More than 1000 people are expected to request to end their lives in the first year of New Zealand's assisted-dying regime.
Chief medical officer Andrew Connolly said the Ministry of Health was expecting about 1100 patients to make the request, although it was predicting only about a third of those would carry through with euthanasia.
The demand for assisted dying will have to be met by a workforce overwhelmingly opposed to being involved and a health system some doctors say is already struggling with a lack of resources.
Only 10 per cent of health practitioners described themselves as "definitely willing" to provide assisted dying with a further 20 per cent saying they are "possibly willing", according to a Ministry of Health workforce survey.
The lack of doctors willing to carry out assisted dying may lead to those doctors who are willing to have to travel the country administering euthanasia if the service is not available in all areas.
Connolly said having a ready and willing workforce was the biggest challenge to setting up the assisted-dying regime, which comes in on November 7.

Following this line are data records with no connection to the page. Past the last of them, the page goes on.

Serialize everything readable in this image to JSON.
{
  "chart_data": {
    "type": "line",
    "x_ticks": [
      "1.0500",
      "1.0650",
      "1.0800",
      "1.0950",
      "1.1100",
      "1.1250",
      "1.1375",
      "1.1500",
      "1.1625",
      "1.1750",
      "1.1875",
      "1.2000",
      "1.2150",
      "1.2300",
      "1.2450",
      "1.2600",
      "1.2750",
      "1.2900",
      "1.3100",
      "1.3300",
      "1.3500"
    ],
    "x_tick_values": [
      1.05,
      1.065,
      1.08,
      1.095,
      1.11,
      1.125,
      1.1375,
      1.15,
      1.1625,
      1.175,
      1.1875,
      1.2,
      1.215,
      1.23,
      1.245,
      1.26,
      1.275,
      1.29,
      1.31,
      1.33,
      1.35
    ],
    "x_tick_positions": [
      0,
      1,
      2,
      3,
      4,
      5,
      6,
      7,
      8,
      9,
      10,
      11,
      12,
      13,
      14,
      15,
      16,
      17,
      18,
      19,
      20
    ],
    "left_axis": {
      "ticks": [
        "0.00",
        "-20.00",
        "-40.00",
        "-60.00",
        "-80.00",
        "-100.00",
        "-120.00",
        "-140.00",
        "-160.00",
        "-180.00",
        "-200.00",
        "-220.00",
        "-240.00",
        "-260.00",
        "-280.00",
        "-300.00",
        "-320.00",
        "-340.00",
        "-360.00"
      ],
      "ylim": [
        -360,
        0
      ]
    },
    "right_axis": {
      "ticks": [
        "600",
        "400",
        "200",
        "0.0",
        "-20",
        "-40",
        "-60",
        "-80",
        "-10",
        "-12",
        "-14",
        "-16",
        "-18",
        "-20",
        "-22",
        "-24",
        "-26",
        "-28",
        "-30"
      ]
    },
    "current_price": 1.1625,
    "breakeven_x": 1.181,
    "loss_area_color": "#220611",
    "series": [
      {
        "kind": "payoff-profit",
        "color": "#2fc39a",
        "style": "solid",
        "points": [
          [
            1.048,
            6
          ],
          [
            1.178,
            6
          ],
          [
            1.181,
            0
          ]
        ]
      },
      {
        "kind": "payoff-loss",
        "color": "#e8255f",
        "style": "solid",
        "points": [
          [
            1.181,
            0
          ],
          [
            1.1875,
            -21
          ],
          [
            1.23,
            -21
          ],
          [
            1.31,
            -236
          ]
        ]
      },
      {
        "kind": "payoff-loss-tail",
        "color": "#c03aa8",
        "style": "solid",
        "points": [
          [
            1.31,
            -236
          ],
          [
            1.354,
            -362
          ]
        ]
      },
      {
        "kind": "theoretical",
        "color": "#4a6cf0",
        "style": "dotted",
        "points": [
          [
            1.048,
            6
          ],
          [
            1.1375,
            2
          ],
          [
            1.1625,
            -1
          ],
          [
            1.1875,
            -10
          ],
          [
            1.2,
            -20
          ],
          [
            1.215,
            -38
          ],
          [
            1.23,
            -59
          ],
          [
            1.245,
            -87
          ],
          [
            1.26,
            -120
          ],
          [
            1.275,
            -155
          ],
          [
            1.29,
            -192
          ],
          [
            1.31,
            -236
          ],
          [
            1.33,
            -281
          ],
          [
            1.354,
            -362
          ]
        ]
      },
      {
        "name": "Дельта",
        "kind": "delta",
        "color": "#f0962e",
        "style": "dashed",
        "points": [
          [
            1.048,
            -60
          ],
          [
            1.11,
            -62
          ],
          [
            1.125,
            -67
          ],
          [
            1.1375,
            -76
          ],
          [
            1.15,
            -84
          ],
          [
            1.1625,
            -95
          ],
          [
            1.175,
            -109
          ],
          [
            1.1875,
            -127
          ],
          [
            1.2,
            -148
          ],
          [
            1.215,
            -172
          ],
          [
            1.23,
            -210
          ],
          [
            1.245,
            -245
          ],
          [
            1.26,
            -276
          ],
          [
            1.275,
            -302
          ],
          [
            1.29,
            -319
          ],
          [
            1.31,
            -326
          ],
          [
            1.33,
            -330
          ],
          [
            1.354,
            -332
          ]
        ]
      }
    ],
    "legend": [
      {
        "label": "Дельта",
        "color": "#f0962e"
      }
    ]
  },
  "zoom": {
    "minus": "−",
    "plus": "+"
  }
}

The Ministry of Health initially said its survey of nearly 2000 health practitioners showed 30 per cent were definitely or possibly willing - a number the Minister of Health Andrew Little said gave him confidence the workforce to deliver euthanasia would be available.
But the breakdown now provided to RNZ describes a less enthusiastic workforce, with just 10 per cent saying they were "definitely" willing and a further 20 per cent saying they were "possibly" willing.
Napier GP Dr Keryn Powell is opposed to euthanasia and said most of her colleagues did not even want to focus on it.
"I think a lot of us have got our head in the sand about it. We are so focused on Covid, focused on the flu, and the end of the year is going to come upon us and we're all just going to be praying like mad that no one asks about it."
Health practitioners who conscientiously object to euthanasia can opt out but if a patient asks them for assisted dying they have to refer them to Support and Consultation for End of Life Care New Zealand (SCENZ).
SCENZ, due to be set up by June 30 after appointments are made by the director general of health, will keep a register of medical practitioners willing to provide the service.
"Until we really get names and people fully committed, I think that is probably the area that is of greatest concern," Connolly said.
"Geographical disparities will have to be solved. There will be options there, around whether we can move practitioners around the country."
But End of Life Choice Society president Mary Panko said supporters of euthanasia were encouraged by indications of health workforce participation.
"I think that it will start slow and ... will gradually increase as everybody gets used to this. It's no longer an outlandish idea but a way of taking control of your own life and your own death."
While the ministry expected 1100 people a year to ask for euthanasia and about 350 people to actually follow through (estimates largely based on the demand in Victoria, which introduced euthanasia in 2019), international experience shows demand has increased over time in some countries.
A Ministry of Health literature review, released to RNZ under the Official Information Act, looked at demand in Belgium between 2003 and 2013.
It found cases increased every year, from 235 in 2003 to 1807 in 2013.
Otago University's department of primary health care and general practice associate professor Ben Gray is concerned assisted dying may increase inequality in the health system.
He said Oregon's experience showed most people seeking euthanasia in the US state were wealthy, educated, white people.
Of 188 people who opted to end their lives in Oregon in 2019, 96 per cent were white and most were well educated, with 53 percent having at least a bachelor's degree.
Gray expected similar demographics to apply in New Zealand and was concerned this could take resources from elsewhere, leading to greater health inequality.
"The health system is particularly stretched at the moment," he said.
"If we're adding one more task in there, then it will make it a little bit more stretched and the question about what that task is, is the thing which affects equity."
But Panko said in many cases money would be saved.
"If you're in hospital and in the last six months of your life receiving high-level medical attention, that is going to be costing the country," she said.
"We are not proposing this as a cost-saving measure ... but we are saying that it's not going to be any more expensive."
The Ministry of Health said the aim was to make euthanasia a free and publicly funded service although those decisions were yet to be confirmed by the Government.
Text By: Guyon Espiner, RNZ